[[ Excerpted data open ]]
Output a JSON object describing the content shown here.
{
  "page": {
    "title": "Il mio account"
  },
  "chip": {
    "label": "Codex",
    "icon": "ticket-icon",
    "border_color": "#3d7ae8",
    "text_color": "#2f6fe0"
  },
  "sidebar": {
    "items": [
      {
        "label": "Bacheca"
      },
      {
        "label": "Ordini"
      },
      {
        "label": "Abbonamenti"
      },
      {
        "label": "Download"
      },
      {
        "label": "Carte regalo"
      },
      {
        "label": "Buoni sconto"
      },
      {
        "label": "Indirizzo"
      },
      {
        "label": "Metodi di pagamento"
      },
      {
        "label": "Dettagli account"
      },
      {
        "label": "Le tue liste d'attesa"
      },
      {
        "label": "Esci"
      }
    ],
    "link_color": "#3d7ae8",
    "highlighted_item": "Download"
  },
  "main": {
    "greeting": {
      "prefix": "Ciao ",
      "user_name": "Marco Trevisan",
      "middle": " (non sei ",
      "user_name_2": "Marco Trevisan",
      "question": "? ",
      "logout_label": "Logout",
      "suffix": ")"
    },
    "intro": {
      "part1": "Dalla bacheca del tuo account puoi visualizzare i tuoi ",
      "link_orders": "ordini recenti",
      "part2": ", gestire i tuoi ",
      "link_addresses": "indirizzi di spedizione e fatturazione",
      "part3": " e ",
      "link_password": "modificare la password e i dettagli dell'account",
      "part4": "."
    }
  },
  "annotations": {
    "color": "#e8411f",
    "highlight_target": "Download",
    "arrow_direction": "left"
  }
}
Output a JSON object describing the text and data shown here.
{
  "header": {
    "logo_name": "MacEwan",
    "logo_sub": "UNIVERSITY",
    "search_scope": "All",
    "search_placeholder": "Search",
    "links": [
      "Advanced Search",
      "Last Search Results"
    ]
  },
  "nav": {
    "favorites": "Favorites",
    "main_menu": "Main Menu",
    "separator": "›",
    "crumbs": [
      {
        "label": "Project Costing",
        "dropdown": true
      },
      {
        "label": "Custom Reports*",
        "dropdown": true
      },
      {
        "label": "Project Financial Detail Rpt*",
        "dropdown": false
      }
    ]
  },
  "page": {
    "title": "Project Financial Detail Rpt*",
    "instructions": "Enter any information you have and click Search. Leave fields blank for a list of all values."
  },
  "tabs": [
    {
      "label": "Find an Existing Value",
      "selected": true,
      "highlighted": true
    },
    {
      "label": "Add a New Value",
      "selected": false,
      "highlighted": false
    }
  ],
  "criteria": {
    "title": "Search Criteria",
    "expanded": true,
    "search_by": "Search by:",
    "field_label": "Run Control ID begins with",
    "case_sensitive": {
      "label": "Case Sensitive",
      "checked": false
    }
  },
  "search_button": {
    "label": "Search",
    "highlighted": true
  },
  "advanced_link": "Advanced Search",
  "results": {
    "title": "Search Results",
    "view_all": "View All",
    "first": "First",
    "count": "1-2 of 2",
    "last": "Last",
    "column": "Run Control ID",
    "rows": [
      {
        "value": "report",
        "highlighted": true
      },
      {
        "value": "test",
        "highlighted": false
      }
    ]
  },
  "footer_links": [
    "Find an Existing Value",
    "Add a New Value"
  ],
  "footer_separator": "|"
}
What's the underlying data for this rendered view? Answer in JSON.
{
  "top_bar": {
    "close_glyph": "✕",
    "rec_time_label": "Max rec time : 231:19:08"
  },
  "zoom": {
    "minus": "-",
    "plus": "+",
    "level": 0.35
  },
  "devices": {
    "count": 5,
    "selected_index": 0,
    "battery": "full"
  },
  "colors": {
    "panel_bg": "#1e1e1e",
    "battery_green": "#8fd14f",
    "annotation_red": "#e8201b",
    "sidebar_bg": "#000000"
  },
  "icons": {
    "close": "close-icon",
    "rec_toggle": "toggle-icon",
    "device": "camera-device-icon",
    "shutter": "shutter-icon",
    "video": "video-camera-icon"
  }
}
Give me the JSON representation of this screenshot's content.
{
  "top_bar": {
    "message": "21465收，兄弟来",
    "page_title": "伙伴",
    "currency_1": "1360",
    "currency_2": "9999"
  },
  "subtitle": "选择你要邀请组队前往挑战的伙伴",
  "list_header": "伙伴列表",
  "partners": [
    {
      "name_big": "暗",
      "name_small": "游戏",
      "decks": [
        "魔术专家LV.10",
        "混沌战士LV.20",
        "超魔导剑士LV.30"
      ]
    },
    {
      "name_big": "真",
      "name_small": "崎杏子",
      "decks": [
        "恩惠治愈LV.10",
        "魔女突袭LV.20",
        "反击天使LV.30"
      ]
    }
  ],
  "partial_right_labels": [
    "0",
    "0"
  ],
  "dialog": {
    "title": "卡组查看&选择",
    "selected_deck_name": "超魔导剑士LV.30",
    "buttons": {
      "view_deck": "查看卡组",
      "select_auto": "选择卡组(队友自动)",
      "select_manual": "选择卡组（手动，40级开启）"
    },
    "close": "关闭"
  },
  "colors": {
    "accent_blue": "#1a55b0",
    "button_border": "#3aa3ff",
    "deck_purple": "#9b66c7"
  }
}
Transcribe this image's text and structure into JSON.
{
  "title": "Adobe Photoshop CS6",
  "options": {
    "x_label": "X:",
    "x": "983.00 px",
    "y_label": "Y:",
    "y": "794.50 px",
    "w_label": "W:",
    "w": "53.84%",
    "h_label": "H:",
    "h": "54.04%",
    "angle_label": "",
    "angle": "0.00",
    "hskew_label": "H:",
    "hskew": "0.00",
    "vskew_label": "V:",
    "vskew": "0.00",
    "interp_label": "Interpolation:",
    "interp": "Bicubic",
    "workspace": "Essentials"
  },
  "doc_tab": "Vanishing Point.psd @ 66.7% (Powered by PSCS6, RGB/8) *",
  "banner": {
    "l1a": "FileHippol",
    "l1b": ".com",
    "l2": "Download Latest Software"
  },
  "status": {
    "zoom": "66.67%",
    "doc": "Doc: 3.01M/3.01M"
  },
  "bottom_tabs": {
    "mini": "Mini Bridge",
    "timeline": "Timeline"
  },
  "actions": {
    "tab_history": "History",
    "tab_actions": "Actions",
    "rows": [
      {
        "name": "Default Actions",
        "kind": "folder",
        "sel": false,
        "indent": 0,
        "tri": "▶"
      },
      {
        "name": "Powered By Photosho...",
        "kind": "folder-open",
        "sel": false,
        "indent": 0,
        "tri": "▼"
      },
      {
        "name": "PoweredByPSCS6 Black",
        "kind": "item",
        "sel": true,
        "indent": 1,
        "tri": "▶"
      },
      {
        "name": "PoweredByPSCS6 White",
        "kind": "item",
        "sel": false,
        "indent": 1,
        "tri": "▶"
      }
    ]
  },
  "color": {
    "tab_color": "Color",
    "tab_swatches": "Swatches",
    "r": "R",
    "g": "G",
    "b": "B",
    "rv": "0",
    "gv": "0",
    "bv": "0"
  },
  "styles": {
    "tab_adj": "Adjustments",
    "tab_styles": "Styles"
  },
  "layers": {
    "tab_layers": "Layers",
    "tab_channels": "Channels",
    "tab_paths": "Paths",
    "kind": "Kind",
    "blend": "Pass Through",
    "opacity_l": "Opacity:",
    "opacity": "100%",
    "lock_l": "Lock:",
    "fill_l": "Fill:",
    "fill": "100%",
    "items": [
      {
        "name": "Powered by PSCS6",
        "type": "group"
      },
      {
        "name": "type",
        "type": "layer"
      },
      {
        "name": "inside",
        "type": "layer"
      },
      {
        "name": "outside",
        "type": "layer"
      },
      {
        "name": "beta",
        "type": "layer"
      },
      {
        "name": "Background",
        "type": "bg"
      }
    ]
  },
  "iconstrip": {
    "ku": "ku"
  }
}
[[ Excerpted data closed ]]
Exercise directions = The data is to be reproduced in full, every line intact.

Your solution =
Output a JSON object describing the content shown here.
{
  "page": {
    "title": "Il mio account"
  },
  "chip": {
    "label": "Codex",
    "icon": "ticket-icon",
    "border_color": "#3d7ae8",
    "text_color": "#2f6fe0"
  },
  "sidebar": {
    "items": [
      {
        "label": "Bacheca"
      },
      {
        "label": "Ordini"
      },
      {
        "label": "Abbonamenti"
      },
      {
        "label": "Download"
      },
      {
        "label": "Carte regalo"
      },
      {
        "label": "Buoni sconto"
      },
      {
        "label": "Indirizzo"
      },
      {
        "label": "Metodi di pagamento"
      },
      {
        "label": "Dettagli account"
      },
      {
        "label": "Le tue liste d'attesa"
      },
      {
        "label": "Esci"
      }
    ],
    "link_color": "#3d7ae8",
    "highlighted_item": "Download"
  },
  "main": {
    "greeting": {
      "prefix": "Ciao ",
      "user_name": "Marco Trevisan",
      "middle": " (non sei ",
      "user_name_2": "Marco Trevisan",
      "question": "? ",
      "logout_label": "Logout",
      "suffix": ")"
    },
    "intro": {
      "part1": "Dalla bacheca del tuo account puoi visualizzare i tuoi ",
      "link_orders": "ordini recenti",
      "part2": ", gestire i tuoi ",
      "link_addresses": "indirizzi di spedizione e fatturazione",
      "part3": " e ",
      "link_password": "modificare la password e i dettagli dell'account",
      "part4": "."
    }
  },
  "annotations": {
    "color": "#e8411f",
    "highlight_target": "Download",
    "arrow_direction": "left"
  }
}
Output a JSON object describing the text and data shown here.
{
  "header": {
    "logo_name": "MacEwan",
    "logo_sub": "UNIVERSITY",
    "search_scope": "All",
    "search_placeholder": "Search",
    "links": [
      "Advanced Search",
      "Last Search Results"
    ]
  },
  "nav": {
    "favorites": "Favorites",
    "main_menu": "Main Menu",
    "separator": "›",
    "crumbs": [
      {
        "label": "Project Costing",
        "dropdown": true
      },
      {
        "label": "Custom Reports*",
        "dropdown": true
      },
      {
        "label": "Project Financial Detail Rpt*",
        "dropdown": false
      }
    ]
  },
  "page": {
    "title": "Project Financial Detail Rpt*",
    "instructions": "Enter any information you have and click Search. Leave fields blank for a list of all values."
  },
  "tabs": [
    {
      "label": "Find an Existing Value",
      "selected": true,
      "highlighted": true
    },
    {
      "label": "Add a New Value",
      "selected": false,
      "highlighted": false
    }
  ],
  "criteria": {
    "title": "Search Criteria",
    "expanded": true,
    "search_by": "Search by:",
    "field_label": "Run Control ID begins with",
    "case_sensitive": {
      "label": "Case Sensitive",
      "checked": false
    }
  },
  "search_button": {
    "label": "Search",
    "highlighted": true
  },
  "advanced_link": "Advanced Search",
  "results": {
    "title": "Search Results",
    "view_all": "View All",
    "first": "First",
    "count": "1-2 of 2",
    "last": "Last",
    "column": "Run Control ID",
    "rows": [
      {
        "value": "report",
        "highlighted": true
      },
      {
        "value": "test",
        "highlighted": false
      }
    ]
  },
  "footer_links": [
    "Find an Existing Value",
    "Add a New Value"
  ],
  "footer_separator": "|"
}
What's the underlying data for this rendered view? Answer in JSON.
{
  "top_bar": {
    "close_glyph": "✕",
    "rec_time_label": "Max rec time : 231:19:08"
  },
  "zoom": {
    "minus": "-",
    "plus": "+",
    "level": 0.35
  },
  "devices": {
    "count": 5,
    "selected_index": 0,
    "battery": "full"
  },
  "colors": {
    "panel_bg": "#1e1e1e",
    "battery_green": "#8fd14f",
    "annotation_red": "#e8201b",
    "sidebar_bg": "#000000"
  },
  "icons": {
    "close": "close-icon",
    "rec_toggle": "toggle-icon",
    "device": "camera-device-icon",
    "shutter": "shutter-icon",
    "video": "video-camera-icon"
  }
}
Give me the JSON representation of this screenshot's content.
{
  "top_bar": {
    "message": "21465收，兄弟来",
    "page_title": "伙伴",
    "currency_1": "1360",
    "currency_2": "9999"
  },
  "subtitle": "选择你要邀请组队前往挑战的伙伴",
  "list_header": "伙伴列表",
  "partners": [
    {
      "name_big": "暗",
      "name_small": "游戏",
      "decks": [
        "魔术专家LV.10",
        "混沌战士LV.20",
        "超魔导剑士LV.30"
      ]
    },
    {
      "name_big": "真",
      "name_small": "崎杏子",
      "decks": [
        "恩惠治愈LV.10",
        "魔女突袭LV.20",
        "反击天使LV.30"
      ]
    }
  ],
  "partial_right_labels": [
    "0",
    "0"
  ],
  "dialog": {
    "title": "卡组查看&选择",
    "selected_deck_name": "超魔导剑士LV.30",
    "buttons": {
      "view_deck": "查看卡组",
      "select_auto": "选择卡组(队友自动)",
      "select_manual": "选择卡组（手动，40级开启）"
    },
    "close": "关闭"
  },
  "colors": {
    "accent_blue": "#1a55b0",
    "button_border": "#3aa3ff",
    "deck_purple": "#9b66c7"
  }
}
Transcribe this image's text and structure into JSON.
{
  "title": "Adobe Photoshop CS6",
  "options": {
    "x_label": "X:",
    "x": "983.00 px",
    "y_label": "Y:",
    "y": "794.50 px",
    "w_label": "W:",
    "w": "53.84%",
    "h_label": "H:",
    "h": "54.04%",
    "angle_label": "",
    "angle": "0.00",
    "hskew_label": "H:",
    "hskew": "0.00",
    "vskew_label": "V:",
    "vskew": "0.00",
    "interp_label": "Interpolation:",
    "interp": "Bicubic",
    "workspace": "Essentials"
  },
  "doc_tab": "Vanishing Point.psd @ 66.7% (Powered by PSCS6, RGB/8) *",
  "banner": {
    "l1a": "FileHippol",
    "l1b": ".com",
    "l2": "Download Latest Software"
  },
  "status": {
    "zoom": "66.67%",
    "doc": "Doc: 3.01M/3.01M"
  },
  "bottom_tabs": {
    "mini": "Mini Bridge",
    "timeline": "Timeline"
  },
  "actions": {
    "tab_history": "History",
    "tab_actions": "Actions",
    "rows": [
      {
        "name": "Default Actions",
        "kind": "folder",
        "sel": false,
        "indent": 0,
        "tri": "▶"
      },
      {
        "name": "Powered By Photosho...",
        "kind": "folder-open",
        "sel": false,
        "indent": 0,
        "tri": "▼"
      },
      {
        "name": "PoweredByPSCS6 Black",
        "kind": "item",
        "sel": true,
        "indent": 1,
        "tri": "▶"
      },
      {
        "name": "PoweredByPSCS6 White",
        "kind": "item",
        "sel": false,
        "indent": 1,
        "tri": "▶"
      }
    ]
  },
  "color": {
    "tab_color": "Color",
    "tab_swatches": "Swatches",
    "r": "R",
    "g": "G",
    "b": "B",
    "rv": "0",
    "gv": "0",
    "bv": "0"
  },
  "styles": {
    "tab_adj": "Adjustments",
    "tab_styles": "Styles"
  },
  "layers": {
    "tab_layers": "Layers",
    "tab_channels": "Channels",
    "tab_paths": "Paths",
    "kind": "Kind",
    "blend": "Pass Through",
    "opacity_l": "Opacity:",
    "opacity": "100%",
    "lock_l": "Lock:",
    "fill_l": "Fill:",
    "fill": "100%",
    "items": [
      {
        "name": "Powered by PSCS6",
        "type": "group"
      },
      {
        "name": "type",
        "type": "layer"
      },
      {
        "name": "inside",
        "type": "layer"
      },
      {
        "name": "outside",
        "type": "layer"
      },
      {
        "name": "beta",
        "type": "layer"
      },
      {
        "name": "Background",
        "type": "bg"
      }
    ]
  },
  "iconstrip": {
    "ku": "ku"
  }
}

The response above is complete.